**Exercise brief**
Without the pictures, output all of the data exactly.

**Supplied data**
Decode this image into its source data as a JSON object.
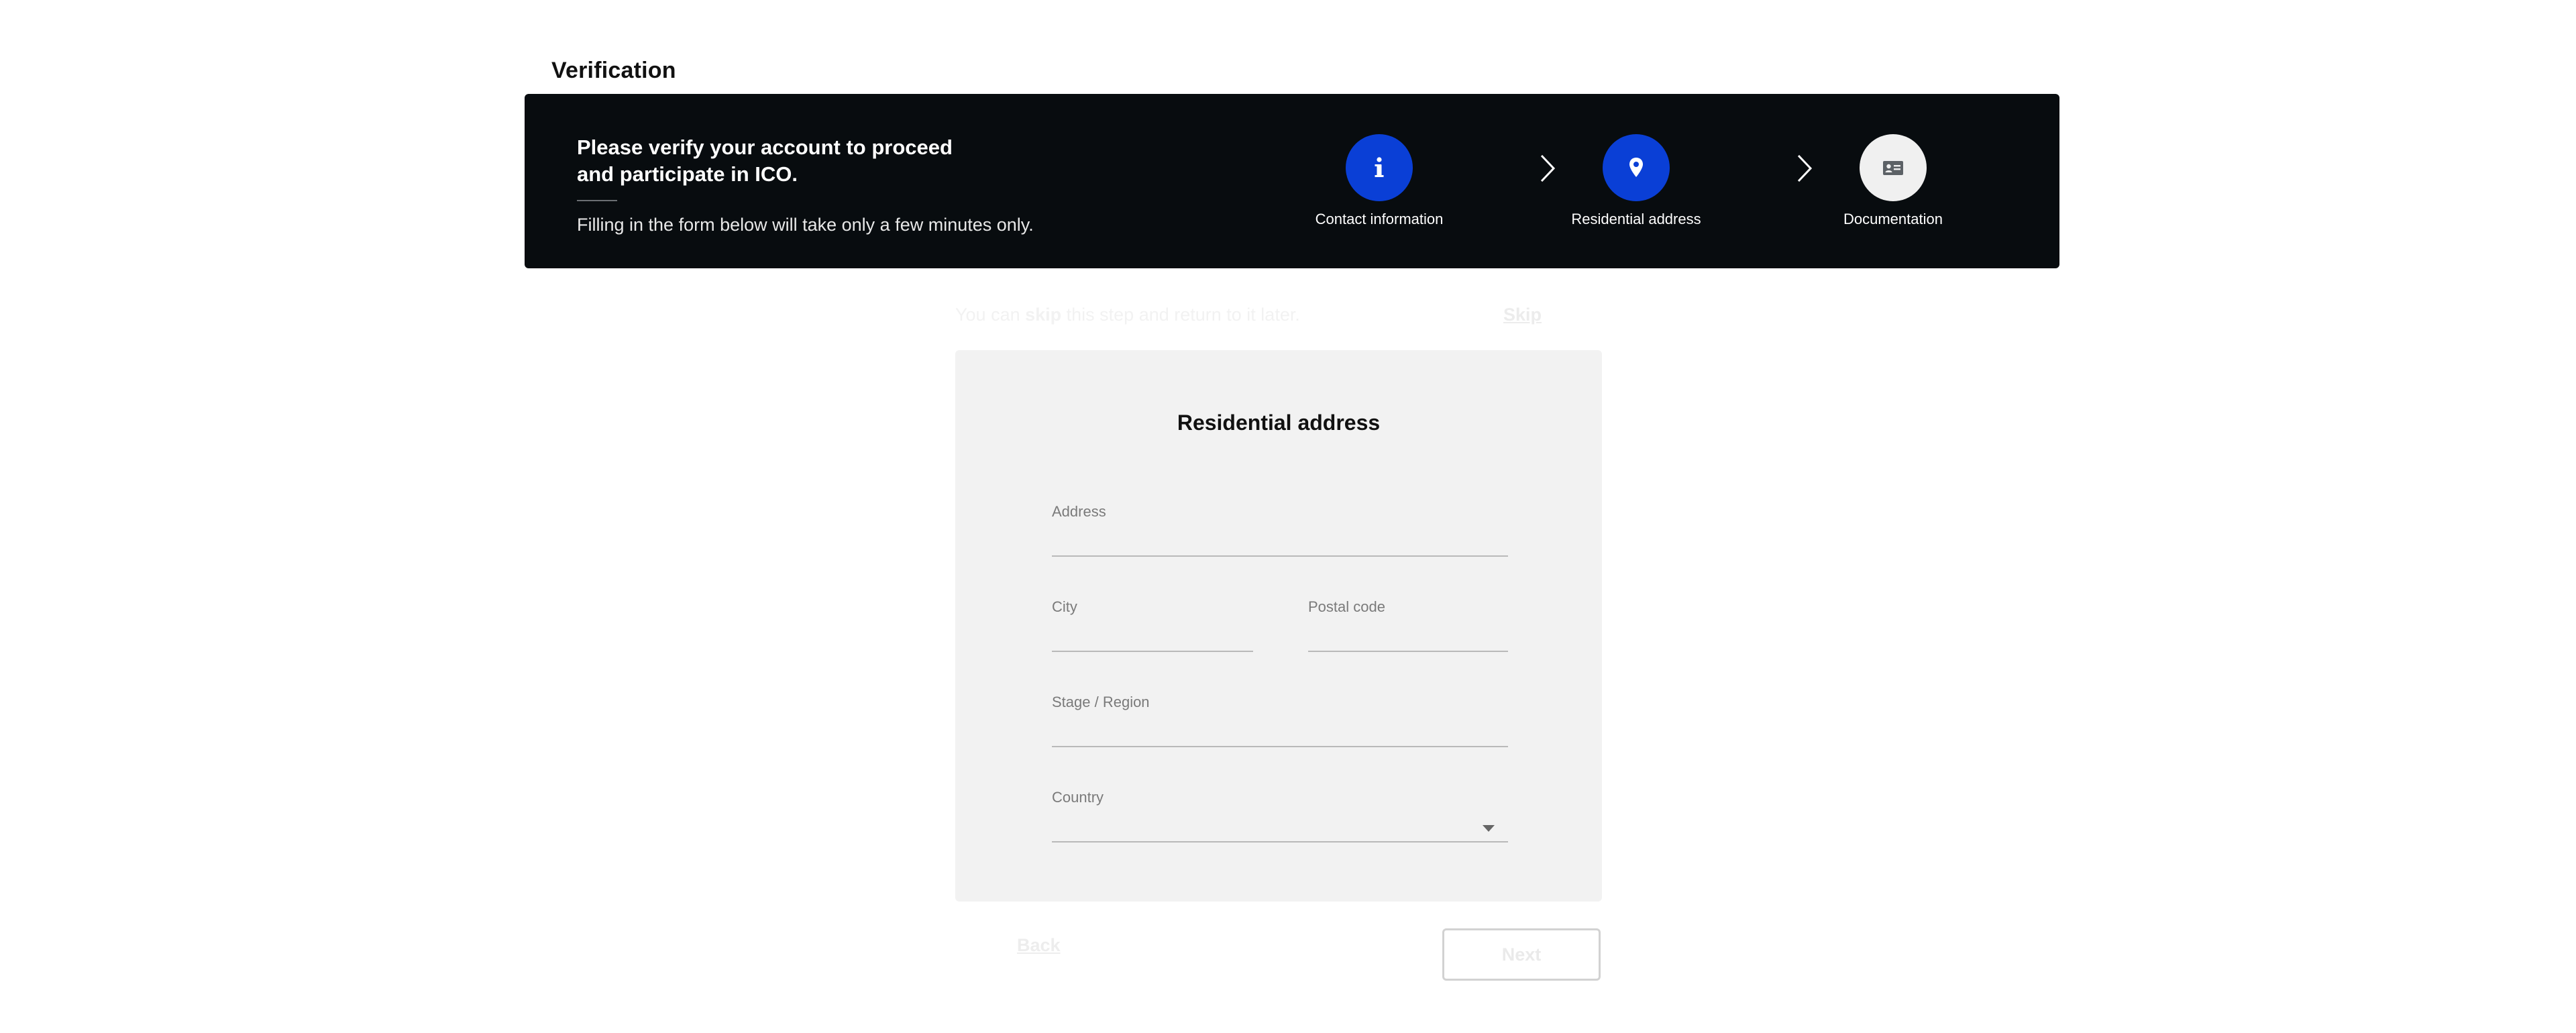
{
  "page": {
    "title": "Verification"
  },
  "banner": {
    "headline": "Please verify your account to proceed and participate in ICO.",
    "subtext": "Filling in the form below will take only a few minutes only.",
    "steps": [
      {
        "label": "Contact information",
        "icon": "info-icon",
        "state": "completed"
      },
      {
        "label": "Residential address",
        "icon": "location-pin-icon",
        "state": "active"
      },
      {
        "label": "Documentation",
        "icon": "id-card-icon",
        "state": "inactive"
      }
    ],
    "colors": {
      "background": "#080c0f",
      "active_step": "#0a3fd6",
      "inactive_step": "#f0f0f0"
    }
  },
  "skip": {
    "text_prefix": "You can ",
    "text_bold": "skip",
    "text_suffix": " this step and return to it later.",
    "link_label": "Skip"
  },
  "form": {
    "title": "Residential address",
    "fields": {
      "address": {
        "label": "Address",
        "value": ""
      },
      "city": {
        "label": "City",
        "value": ""
      },
      "postal_code": {
        "label": "Postal code",
        "value": ""
      },
      "region": {
        "label": "Stage / Region",
        "value": ""
      },
      "country": {
        "label": "Country",
        "value": ""
      }
    }
  },
  "nav": {
    "back_label": "Back",
    "next_label": "Next"
  }
}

**Task solution**
Decode this image into its source data as a JSON object.
{
  "page": {
    "title": "Verification"
  },
  "banner": {
    "headline": "Please verify your account to proceed and participate in ICO.",
    "subtext": "Filling in the form below will take only a few minutes only.",
    "steps": [
      {
        "label": "Contact information",
        "icon": "info-icon",
        "state": "completed"
      },
      {
        "label": "Residential address",
        "icon": "location-pin-icon",
        "state": "active"
      },
      {
        "label": "Documentation",
        "icon": "id-card-icon",
        "state": "inactive"
      }
    ],
    "colors": {
      "background": "#080c0f",
      "active_step": "#0a3fd6",
      "inactive_step": "#f0f0f0"
    }
  },
  "skip": {
    "text_prefix": "You can ",
    "text_bold": "skip",
    "text_suffix": " this step and return to it later.",
    "link_label": "Skip"
  },
  "form": {
    "title": "Residential address",
    "fields": {
      "address": {
        "label": "Address",
        "value": ""
      },
      "city": {
        "label": "City",
        "value": ""
      },
      "postal_code": {
        "label": "Postal code",
        "value": ""
      },
      "region": {
        "label": "Stage / Region",
        "value": ""
      },
      "country": {
        "label": "Country",
        "value": ""
      }
    }
  },
  "nav": {
    "back_label": "Back",
    "next_label": "Next"
  }
}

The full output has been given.